Our team has established a basic set of characteristics used to analyze the products generated from Ecosynth. Parameters such as RGB color distribution among points or comparing point cloud densities can be assessed and used to create a "report card" that presents a summary of information we feel is important for examining data quality. An example of such a report card is shown to the right. All of the data analysis is done by running python scripts on different data outputs created during the Data Processing stage. A flow chart is presented on this page to act as a visual guide.
Data Analysis Components
Examining the distribution of RGB color among points can be done right after the Noise Removal Filter is run. For this analysis, the noise-removed point cloud file (.ply) serves as an input for the python script.
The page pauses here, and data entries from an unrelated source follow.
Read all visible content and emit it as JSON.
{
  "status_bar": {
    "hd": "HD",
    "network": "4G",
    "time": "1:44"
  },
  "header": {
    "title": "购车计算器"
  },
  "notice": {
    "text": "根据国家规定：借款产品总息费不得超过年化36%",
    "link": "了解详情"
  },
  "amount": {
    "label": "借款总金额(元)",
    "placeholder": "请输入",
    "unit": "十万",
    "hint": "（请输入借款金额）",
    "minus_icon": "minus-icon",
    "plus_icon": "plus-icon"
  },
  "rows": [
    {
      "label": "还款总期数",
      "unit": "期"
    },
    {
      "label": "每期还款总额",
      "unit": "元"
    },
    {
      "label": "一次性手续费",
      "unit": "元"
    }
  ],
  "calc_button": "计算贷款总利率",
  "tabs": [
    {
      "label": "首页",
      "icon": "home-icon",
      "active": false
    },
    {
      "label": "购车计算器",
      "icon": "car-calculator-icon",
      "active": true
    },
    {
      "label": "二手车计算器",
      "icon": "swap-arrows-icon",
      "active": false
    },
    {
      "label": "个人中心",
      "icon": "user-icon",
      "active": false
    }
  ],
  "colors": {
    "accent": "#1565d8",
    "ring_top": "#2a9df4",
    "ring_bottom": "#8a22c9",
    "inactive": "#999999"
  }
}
The script will sort each color channel into bins and calculate the relative frequency of that bin. The result is a plotted graph (see the report-card for an example).
Examining the density of points in a given volume is another characteristic to analyze. Point density gives us some insights as to how various software packages (VSFM, Photoscan) handle SFM (Structure from Motion) operations. The python script Point_Density_Histo.py is used to generate a histogram that shows the distribution of point densities for the data, as well as calculating the mean, max, and standard deviation. The data input used for this script can be from two sources:
- Density Raster converted to an ASCII File in ArcGIS
- Computed Grid Stats.csv
Examining the CHM difference map is a critical component for our analysis. The python script CHM_Deviation.py will calculate the distribution of difference, as well as calculating the mean, max, and standard deviation. This is particularly important because it is a direct comparison between Ecosynth and LiDAR (which for our purposes is our gold standard). By comparing our Ecosynth CHM's against LiDAR CHM's, we can see how well our process matches LIDAR.